Problem description: The reply should hold every record, copied exactly.

Records supplied:
┌──

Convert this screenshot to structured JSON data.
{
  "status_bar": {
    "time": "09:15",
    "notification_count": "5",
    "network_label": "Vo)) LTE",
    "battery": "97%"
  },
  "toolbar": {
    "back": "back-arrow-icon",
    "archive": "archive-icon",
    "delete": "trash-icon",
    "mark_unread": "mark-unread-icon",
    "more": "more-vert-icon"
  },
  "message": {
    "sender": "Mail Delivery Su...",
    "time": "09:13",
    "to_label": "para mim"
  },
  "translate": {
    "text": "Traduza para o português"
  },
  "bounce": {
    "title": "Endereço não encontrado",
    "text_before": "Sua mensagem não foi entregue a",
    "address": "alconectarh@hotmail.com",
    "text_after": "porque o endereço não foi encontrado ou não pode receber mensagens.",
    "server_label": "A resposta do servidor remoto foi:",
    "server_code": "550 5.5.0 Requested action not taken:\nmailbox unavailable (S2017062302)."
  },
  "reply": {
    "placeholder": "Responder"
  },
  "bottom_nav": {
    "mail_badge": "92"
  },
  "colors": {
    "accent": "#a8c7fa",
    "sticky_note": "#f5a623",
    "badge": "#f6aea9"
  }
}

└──

Written solution:
Convert this screenshot to structured JSON data.
{
  "status_bar": {
    "time": "09:15",
    "notification_count": "5",
    "network_label": "Vo)) LTE",
    "battery": "97%"
  },
  "toolbar": {
    "back": "back-arrow-icon",
    "archive": "archive-icon",
    "delete": "trash-icon",
    "mark_unread": "mark-unread-icon",
    "more": "more-vert-icon"
  },
  "message": {
    "sender": "Mail Delivery Su...",
    "time": "09:13",
    "to_label": "para mim"
  },
  "translate": {
    "text": "Traduza para o português"
  },
  "bounce": {
    "title": "Endereço não encontrado",
    "text_before": "Sua mensagem não foi entregue a",
    "address": "alconectarh@hotmail.com",
    "text_after": "porque o endereço não foi encontrado ou não pode receber mensagens.",
    "server_label": "A resposta do servidor remoto foi:",
    "server_code": "550 5.5.0 Requested action not taken:\nmailbox unavailable (S2017062302)."
  },
  "reply": {
    "placeholder": "Responder"
  },
  "bottom_nav": {
    "mail_badge": "92"
  },
  "colors": {
    "accent": "#a8c7fa",
    "sticky_note": "#f5a623",
    "badge": "#f6aea9"
  }
}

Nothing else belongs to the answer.